*About this task*. When a line in the entries contains the word "name", copy that line in full.

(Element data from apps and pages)

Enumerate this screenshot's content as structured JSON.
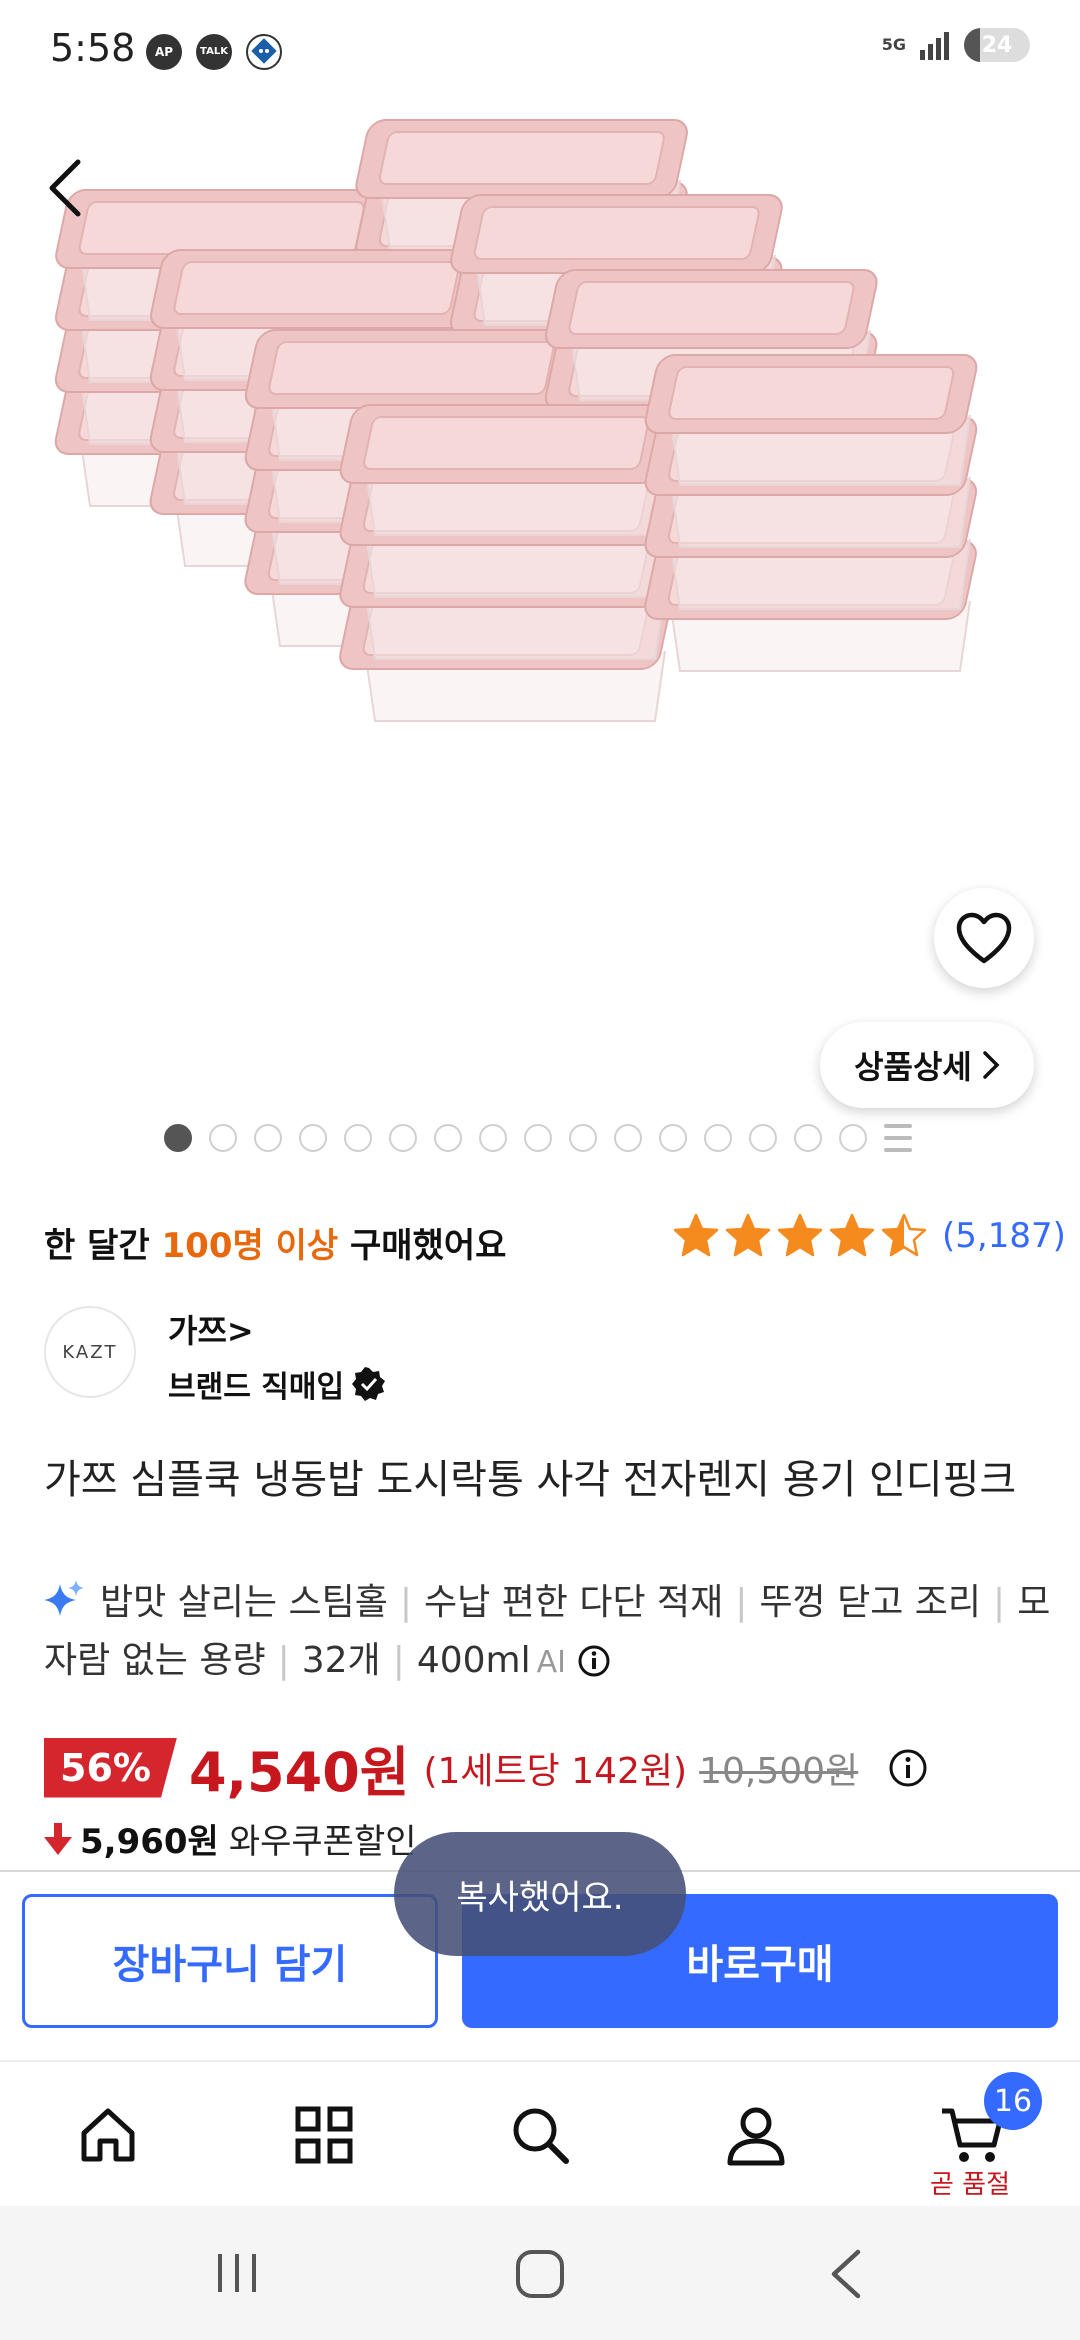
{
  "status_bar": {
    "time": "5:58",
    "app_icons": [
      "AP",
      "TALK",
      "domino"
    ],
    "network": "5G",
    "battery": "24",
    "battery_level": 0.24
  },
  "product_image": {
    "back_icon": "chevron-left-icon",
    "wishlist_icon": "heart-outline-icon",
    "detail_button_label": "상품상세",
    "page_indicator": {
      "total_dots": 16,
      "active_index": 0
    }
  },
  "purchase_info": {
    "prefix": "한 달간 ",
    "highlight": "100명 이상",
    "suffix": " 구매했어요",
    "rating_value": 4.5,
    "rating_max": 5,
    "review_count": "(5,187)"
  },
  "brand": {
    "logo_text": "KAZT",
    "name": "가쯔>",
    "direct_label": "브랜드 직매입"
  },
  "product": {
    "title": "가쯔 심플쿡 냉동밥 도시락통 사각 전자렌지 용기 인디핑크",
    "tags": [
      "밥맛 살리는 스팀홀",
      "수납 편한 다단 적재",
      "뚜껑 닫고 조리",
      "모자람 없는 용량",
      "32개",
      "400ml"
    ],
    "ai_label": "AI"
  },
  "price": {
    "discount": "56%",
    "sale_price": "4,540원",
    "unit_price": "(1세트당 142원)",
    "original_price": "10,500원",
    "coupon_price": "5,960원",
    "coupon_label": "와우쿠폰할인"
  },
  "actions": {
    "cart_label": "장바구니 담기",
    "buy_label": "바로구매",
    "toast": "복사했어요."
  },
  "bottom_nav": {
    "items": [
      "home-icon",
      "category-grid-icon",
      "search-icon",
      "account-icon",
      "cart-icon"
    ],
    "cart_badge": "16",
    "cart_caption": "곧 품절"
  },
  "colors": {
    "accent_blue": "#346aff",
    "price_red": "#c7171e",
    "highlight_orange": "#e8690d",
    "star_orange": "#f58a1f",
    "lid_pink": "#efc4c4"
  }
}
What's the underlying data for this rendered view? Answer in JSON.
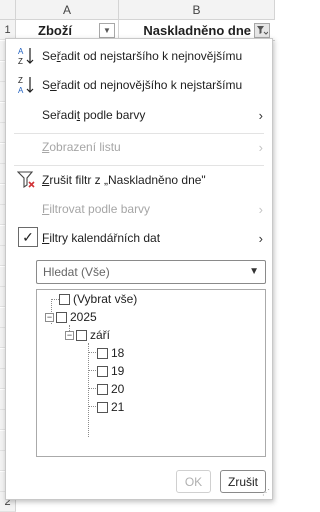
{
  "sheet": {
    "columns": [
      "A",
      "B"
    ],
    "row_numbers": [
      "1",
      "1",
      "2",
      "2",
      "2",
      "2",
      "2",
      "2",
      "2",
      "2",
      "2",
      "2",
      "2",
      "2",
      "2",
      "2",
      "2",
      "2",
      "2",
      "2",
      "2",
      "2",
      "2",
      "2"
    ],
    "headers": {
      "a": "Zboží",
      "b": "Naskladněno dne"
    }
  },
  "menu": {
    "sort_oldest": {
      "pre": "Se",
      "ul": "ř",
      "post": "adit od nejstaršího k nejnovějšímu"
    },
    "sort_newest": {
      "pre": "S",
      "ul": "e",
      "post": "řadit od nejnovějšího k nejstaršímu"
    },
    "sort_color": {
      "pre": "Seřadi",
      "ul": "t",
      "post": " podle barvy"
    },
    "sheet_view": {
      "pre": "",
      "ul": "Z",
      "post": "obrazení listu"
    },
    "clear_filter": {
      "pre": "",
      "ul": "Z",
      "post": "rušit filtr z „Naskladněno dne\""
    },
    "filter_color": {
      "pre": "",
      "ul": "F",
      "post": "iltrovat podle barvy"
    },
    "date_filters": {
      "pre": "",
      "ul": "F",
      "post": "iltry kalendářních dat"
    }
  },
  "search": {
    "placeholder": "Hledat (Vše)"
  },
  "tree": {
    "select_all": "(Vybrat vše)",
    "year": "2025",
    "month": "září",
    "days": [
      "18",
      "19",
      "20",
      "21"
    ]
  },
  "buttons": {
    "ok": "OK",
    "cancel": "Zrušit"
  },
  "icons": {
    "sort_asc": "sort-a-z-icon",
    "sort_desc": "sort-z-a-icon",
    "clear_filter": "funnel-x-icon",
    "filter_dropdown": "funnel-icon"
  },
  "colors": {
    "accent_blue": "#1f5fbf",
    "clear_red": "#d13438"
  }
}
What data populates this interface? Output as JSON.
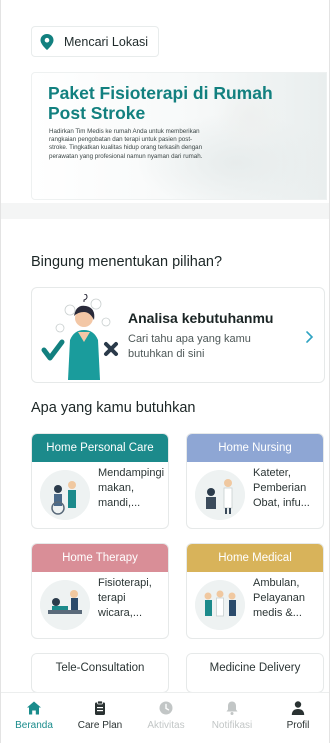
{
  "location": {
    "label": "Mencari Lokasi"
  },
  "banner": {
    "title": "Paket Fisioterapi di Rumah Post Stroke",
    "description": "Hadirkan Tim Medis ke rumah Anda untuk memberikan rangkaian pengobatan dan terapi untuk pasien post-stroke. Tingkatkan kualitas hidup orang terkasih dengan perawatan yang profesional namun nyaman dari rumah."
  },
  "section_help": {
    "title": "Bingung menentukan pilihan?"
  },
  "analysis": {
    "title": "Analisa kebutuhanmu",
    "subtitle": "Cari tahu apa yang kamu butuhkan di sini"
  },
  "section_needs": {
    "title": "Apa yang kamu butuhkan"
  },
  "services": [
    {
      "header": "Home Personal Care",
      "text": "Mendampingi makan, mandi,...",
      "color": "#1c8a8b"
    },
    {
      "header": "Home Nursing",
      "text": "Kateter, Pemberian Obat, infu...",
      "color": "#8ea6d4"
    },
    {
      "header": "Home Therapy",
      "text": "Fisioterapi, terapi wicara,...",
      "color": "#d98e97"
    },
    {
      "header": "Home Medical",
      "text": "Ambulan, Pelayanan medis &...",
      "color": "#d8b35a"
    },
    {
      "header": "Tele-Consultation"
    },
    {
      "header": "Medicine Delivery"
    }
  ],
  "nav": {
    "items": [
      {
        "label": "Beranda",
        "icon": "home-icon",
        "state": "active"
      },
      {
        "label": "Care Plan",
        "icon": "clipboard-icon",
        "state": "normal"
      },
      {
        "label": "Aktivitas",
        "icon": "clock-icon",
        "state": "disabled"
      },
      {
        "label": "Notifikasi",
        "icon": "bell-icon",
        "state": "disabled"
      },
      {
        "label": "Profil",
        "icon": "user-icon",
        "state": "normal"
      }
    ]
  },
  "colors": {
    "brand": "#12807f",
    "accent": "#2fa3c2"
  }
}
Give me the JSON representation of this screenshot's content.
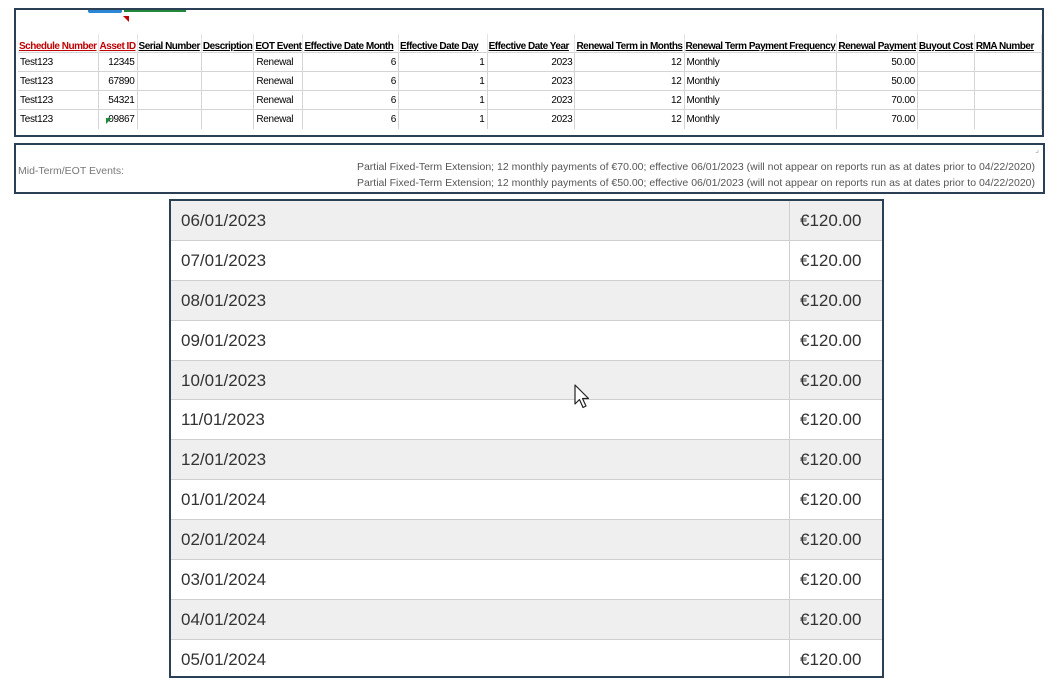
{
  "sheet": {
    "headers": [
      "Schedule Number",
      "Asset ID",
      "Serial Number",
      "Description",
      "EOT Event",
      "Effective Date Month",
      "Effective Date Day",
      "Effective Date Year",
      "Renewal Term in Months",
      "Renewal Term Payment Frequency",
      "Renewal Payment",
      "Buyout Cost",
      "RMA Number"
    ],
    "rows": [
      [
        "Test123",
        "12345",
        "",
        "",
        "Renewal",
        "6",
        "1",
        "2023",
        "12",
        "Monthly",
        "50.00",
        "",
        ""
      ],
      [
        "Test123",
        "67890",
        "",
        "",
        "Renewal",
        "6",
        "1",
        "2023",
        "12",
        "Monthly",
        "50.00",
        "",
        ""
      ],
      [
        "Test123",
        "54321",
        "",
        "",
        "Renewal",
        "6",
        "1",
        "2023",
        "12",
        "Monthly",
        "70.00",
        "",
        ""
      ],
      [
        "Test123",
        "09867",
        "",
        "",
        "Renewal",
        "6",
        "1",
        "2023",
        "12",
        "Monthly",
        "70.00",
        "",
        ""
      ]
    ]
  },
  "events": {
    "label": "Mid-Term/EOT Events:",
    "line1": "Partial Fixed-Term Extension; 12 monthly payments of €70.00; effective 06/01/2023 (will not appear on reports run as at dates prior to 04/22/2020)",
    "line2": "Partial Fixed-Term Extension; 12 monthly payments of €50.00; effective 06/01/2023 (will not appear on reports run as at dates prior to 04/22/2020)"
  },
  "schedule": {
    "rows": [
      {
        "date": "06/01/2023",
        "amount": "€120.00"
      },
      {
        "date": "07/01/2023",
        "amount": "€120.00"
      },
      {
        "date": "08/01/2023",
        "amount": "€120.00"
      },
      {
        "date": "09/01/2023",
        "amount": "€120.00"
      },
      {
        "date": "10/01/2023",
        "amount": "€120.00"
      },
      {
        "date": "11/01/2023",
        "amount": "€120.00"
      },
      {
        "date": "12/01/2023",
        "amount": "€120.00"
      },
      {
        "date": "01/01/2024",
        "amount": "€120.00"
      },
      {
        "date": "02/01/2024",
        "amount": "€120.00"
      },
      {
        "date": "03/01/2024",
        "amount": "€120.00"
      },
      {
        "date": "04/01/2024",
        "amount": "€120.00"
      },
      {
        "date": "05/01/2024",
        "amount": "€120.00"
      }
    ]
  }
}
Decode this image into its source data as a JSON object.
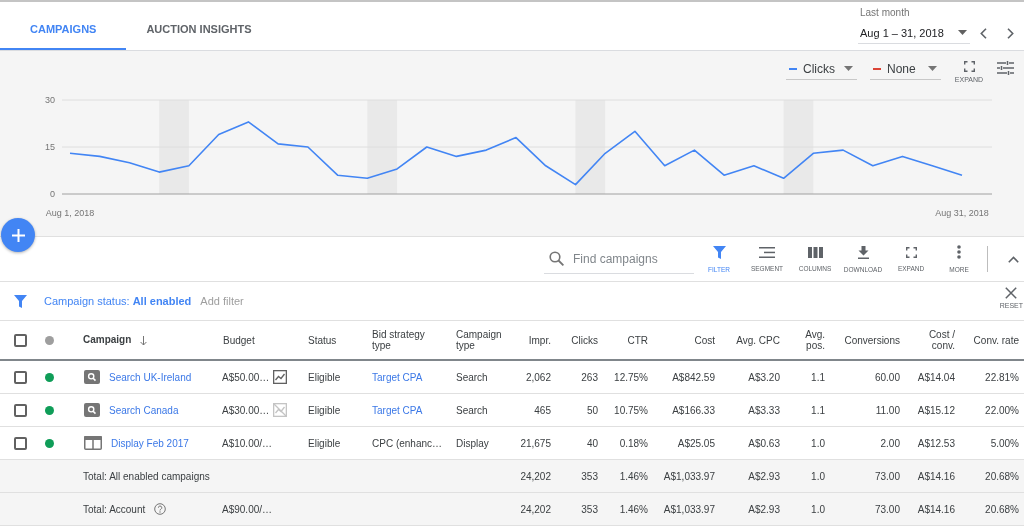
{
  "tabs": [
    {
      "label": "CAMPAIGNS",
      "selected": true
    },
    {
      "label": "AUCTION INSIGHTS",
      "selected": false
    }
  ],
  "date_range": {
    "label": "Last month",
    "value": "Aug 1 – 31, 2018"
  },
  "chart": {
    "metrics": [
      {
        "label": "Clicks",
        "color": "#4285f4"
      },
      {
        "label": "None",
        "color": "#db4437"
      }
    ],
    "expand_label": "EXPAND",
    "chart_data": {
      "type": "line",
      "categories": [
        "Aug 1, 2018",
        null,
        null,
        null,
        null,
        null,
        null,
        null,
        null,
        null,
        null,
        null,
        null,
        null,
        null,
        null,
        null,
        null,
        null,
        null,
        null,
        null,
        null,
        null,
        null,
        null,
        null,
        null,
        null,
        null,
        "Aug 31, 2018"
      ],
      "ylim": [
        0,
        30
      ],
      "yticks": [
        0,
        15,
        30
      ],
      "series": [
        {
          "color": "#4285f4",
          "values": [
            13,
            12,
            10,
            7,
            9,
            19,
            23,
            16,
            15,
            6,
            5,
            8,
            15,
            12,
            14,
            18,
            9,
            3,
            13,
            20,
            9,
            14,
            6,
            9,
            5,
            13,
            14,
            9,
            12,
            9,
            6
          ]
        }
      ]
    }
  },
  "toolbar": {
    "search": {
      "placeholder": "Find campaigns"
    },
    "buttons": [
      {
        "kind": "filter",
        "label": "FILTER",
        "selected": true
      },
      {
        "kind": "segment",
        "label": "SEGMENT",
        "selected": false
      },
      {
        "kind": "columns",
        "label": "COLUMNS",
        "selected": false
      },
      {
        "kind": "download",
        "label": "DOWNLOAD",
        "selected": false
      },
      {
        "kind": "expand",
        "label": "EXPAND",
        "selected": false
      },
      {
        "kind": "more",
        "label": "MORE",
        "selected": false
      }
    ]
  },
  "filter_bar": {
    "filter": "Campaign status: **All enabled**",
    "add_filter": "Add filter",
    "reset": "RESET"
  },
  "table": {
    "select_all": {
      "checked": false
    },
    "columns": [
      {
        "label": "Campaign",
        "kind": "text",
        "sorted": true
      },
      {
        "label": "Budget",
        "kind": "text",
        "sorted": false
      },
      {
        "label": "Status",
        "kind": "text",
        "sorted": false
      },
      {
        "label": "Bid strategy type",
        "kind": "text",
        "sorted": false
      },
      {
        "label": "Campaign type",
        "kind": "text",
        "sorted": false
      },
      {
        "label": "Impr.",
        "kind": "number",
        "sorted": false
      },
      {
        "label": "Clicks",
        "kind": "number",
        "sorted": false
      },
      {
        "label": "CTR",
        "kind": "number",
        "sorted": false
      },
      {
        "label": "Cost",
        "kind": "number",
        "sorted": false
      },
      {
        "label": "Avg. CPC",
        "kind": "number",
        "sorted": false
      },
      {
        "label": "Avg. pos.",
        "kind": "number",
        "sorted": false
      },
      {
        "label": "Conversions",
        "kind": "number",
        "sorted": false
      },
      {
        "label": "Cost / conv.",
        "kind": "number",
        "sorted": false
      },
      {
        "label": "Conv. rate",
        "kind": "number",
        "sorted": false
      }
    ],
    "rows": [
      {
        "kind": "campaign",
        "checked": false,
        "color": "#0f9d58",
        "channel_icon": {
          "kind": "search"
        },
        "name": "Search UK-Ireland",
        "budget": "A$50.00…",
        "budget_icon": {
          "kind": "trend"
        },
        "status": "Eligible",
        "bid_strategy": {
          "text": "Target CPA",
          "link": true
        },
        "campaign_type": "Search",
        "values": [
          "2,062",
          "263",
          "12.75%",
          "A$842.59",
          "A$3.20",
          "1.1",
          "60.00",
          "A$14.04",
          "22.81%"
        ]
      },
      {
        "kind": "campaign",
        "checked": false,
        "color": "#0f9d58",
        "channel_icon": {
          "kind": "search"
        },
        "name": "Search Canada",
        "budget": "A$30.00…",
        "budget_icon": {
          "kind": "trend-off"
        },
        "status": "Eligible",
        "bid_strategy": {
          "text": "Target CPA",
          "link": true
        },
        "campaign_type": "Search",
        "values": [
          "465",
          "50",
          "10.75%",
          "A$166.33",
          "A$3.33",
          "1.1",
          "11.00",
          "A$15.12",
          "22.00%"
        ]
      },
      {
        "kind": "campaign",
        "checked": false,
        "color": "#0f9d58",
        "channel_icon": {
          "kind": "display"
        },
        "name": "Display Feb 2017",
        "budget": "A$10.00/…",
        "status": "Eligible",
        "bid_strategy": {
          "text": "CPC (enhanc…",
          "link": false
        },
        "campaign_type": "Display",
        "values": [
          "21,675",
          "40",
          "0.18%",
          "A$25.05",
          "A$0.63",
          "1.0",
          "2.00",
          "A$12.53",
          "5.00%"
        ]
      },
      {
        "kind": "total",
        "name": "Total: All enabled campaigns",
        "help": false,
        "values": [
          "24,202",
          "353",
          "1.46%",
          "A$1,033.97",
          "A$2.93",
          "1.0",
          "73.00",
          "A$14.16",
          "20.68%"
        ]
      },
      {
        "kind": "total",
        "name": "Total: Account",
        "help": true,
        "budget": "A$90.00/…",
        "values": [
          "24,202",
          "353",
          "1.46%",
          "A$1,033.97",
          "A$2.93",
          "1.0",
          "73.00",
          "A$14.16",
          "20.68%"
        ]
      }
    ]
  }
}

*Output for this task*.
    "name": "가쯔>",
        "name": "Search UK-Ireland",
        "name": "Search Canada",
        "name": "Display Feb 2017",
        "name": "Total: All enabled campaigns",
        "name": "Total: Account",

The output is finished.